A new study finds that children with ADHD are going without treatment 40% of the time, due to inconsistency in taking prescribed medications.
The research led by the Murdoch Children’s Research Institute (MCRI) and published in Archives of Disease in Childhood, shows the average medication coverage, the total time on drug between the first and the last redeemed prescription, was just 60%.
Lead author and MCRI Associate Professor Daryl Efron says that medication use was quite high in the first few months, then progressively decreases.
It only increases again after five or six years of treatment.
Additionally, children from socially disadvantaged families, who were prescribed ADHD medication, were less likely to consistently take it.
“We know low socio-economic families can find it more difficult to attend medical appointments, with factors including appointment costs, transport difficulties and missed work all potentially contributing,” says A/Prof. Efron.
“ADHD is a chronic condition and so there is a strong argument that treatment should be provided consistently for several years in most cases. But adherent with ADHD medications is often inconsistent.”
According to ADHD Australia, about 1 in 20 children in Australia have ADHD.
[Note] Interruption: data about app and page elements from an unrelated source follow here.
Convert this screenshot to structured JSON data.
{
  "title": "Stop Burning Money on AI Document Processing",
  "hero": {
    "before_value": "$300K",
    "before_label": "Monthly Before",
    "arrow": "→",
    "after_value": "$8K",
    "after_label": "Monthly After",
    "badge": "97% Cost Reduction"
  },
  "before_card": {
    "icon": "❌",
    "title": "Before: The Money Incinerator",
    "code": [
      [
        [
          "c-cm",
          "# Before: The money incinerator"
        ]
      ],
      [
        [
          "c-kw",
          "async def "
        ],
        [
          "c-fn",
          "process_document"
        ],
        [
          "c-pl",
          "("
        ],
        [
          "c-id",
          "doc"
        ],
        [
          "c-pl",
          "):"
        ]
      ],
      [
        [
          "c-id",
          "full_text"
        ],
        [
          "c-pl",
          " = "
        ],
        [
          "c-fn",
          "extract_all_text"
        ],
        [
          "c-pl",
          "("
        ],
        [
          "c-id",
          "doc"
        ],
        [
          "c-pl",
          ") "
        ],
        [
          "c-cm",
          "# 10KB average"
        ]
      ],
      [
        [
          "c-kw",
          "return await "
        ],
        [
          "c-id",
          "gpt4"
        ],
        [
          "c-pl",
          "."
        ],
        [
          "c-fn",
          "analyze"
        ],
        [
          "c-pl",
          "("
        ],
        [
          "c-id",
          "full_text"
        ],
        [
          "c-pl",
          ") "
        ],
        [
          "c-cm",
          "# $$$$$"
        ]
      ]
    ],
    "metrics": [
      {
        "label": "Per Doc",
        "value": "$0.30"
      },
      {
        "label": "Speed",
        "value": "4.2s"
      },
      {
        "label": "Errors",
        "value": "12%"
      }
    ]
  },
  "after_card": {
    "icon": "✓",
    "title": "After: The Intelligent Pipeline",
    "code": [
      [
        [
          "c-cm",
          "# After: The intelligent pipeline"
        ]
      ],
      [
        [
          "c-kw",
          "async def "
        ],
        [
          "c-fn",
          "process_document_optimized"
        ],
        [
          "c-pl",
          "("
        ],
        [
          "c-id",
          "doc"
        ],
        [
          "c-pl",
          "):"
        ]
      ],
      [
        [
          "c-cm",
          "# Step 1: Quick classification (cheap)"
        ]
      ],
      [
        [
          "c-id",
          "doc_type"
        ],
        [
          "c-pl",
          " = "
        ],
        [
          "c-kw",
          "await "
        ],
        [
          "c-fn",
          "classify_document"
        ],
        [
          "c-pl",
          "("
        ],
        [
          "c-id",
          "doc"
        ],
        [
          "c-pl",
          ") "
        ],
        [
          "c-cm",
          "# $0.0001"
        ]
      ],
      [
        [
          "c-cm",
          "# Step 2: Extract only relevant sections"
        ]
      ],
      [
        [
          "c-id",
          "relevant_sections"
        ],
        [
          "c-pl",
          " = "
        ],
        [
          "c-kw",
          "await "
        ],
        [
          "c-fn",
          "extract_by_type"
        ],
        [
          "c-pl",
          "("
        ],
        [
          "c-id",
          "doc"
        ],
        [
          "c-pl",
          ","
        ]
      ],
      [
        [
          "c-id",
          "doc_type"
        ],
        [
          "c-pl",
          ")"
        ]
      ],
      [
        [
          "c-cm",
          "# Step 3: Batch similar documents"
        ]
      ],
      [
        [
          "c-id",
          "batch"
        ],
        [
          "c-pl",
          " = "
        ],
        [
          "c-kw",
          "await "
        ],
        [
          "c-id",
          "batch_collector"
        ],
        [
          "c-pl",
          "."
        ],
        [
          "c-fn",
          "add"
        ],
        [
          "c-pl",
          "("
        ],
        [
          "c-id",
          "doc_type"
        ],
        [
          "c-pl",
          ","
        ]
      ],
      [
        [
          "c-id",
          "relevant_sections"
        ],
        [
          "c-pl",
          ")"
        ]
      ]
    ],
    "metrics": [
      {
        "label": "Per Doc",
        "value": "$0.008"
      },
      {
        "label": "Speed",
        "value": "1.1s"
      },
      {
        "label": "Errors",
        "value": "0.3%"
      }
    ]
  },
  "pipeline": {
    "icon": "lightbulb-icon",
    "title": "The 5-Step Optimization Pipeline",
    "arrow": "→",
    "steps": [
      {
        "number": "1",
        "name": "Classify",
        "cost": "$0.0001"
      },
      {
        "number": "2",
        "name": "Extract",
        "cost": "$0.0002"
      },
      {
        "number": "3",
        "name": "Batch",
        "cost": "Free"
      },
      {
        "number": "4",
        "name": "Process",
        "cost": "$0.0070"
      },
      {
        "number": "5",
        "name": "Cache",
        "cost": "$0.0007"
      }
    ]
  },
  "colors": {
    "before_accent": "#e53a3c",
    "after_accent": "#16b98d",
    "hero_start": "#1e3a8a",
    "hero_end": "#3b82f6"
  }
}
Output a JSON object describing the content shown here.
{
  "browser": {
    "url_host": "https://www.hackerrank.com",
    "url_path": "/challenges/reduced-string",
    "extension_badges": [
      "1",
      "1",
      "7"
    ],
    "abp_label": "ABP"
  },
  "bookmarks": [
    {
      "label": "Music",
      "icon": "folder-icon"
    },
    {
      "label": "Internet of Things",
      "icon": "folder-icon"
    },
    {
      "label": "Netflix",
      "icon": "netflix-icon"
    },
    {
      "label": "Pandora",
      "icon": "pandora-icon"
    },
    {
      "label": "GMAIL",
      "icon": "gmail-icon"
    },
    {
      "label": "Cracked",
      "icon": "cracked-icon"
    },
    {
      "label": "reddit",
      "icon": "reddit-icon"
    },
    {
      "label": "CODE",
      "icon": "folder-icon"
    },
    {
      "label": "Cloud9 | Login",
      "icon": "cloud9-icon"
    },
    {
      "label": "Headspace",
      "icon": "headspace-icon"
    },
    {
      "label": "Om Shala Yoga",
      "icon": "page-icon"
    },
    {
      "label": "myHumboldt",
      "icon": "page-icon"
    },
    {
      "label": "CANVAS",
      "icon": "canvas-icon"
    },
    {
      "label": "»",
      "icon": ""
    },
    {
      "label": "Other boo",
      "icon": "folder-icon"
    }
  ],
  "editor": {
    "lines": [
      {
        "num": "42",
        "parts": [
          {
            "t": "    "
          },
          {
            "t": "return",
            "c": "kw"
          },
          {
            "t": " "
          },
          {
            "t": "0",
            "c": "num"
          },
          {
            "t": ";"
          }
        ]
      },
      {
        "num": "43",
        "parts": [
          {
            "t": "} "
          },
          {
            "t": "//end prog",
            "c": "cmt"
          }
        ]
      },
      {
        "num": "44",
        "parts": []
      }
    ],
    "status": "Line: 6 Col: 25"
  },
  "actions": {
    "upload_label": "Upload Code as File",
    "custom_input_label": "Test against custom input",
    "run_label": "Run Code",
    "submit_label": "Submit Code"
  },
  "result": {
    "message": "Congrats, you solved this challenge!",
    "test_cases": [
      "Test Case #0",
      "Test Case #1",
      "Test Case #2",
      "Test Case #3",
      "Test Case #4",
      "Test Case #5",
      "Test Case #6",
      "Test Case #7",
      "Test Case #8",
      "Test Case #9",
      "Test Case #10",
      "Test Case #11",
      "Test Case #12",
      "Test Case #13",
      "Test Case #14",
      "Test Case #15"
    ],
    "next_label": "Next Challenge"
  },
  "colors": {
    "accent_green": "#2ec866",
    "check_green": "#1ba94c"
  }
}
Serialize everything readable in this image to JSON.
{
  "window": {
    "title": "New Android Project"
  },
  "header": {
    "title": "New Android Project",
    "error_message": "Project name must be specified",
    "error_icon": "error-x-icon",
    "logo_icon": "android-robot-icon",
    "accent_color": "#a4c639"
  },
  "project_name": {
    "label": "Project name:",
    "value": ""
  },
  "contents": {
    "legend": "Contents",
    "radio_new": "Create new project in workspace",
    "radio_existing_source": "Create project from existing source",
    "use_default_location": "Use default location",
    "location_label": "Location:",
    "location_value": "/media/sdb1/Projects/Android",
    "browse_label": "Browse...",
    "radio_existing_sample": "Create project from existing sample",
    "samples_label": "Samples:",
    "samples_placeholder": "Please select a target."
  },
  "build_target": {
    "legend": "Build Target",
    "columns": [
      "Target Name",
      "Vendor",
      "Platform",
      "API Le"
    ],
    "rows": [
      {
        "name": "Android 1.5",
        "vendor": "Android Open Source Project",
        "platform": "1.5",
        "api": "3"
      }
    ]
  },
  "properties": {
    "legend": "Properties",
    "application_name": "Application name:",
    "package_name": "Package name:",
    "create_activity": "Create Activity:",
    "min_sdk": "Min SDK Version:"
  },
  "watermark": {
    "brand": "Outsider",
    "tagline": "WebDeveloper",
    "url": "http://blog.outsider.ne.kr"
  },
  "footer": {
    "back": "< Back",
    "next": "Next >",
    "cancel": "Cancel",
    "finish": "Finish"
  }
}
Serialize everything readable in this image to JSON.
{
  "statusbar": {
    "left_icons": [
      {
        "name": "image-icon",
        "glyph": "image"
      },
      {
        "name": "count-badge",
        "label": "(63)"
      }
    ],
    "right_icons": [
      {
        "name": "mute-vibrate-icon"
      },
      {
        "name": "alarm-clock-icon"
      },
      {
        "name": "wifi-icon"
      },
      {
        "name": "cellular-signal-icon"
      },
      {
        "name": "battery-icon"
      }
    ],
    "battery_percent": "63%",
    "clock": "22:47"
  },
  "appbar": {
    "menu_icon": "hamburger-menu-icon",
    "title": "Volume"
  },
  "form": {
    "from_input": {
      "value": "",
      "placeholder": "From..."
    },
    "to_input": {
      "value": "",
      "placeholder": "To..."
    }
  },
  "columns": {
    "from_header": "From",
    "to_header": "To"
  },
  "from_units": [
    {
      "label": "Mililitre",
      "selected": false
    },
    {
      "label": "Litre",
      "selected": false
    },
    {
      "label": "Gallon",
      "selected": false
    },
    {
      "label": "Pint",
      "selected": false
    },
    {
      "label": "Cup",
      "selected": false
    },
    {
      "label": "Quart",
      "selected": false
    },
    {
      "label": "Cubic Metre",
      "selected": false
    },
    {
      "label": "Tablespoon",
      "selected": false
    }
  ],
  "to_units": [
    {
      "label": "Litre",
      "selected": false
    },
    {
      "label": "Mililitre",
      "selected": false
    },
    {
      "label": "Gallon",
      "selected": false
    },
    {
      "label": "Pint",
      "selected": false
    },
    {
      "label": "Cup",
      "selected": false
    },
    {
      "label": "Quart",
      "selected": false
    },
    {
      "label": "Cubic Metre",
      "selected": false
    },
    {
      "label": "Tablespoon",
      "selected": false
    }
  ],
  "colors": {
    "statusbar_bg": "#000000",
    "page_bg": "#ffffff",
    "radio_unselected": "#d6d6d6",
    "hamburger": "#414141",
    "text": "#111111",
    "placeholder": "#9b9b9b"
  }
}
“Effort should be made to continue to engage children who stop taking medications and their families to ensure they are able to access appropriate interventions, which may include medication alongside other interventions, such as mental health and educational supports,” concludes A/Prof. Efron.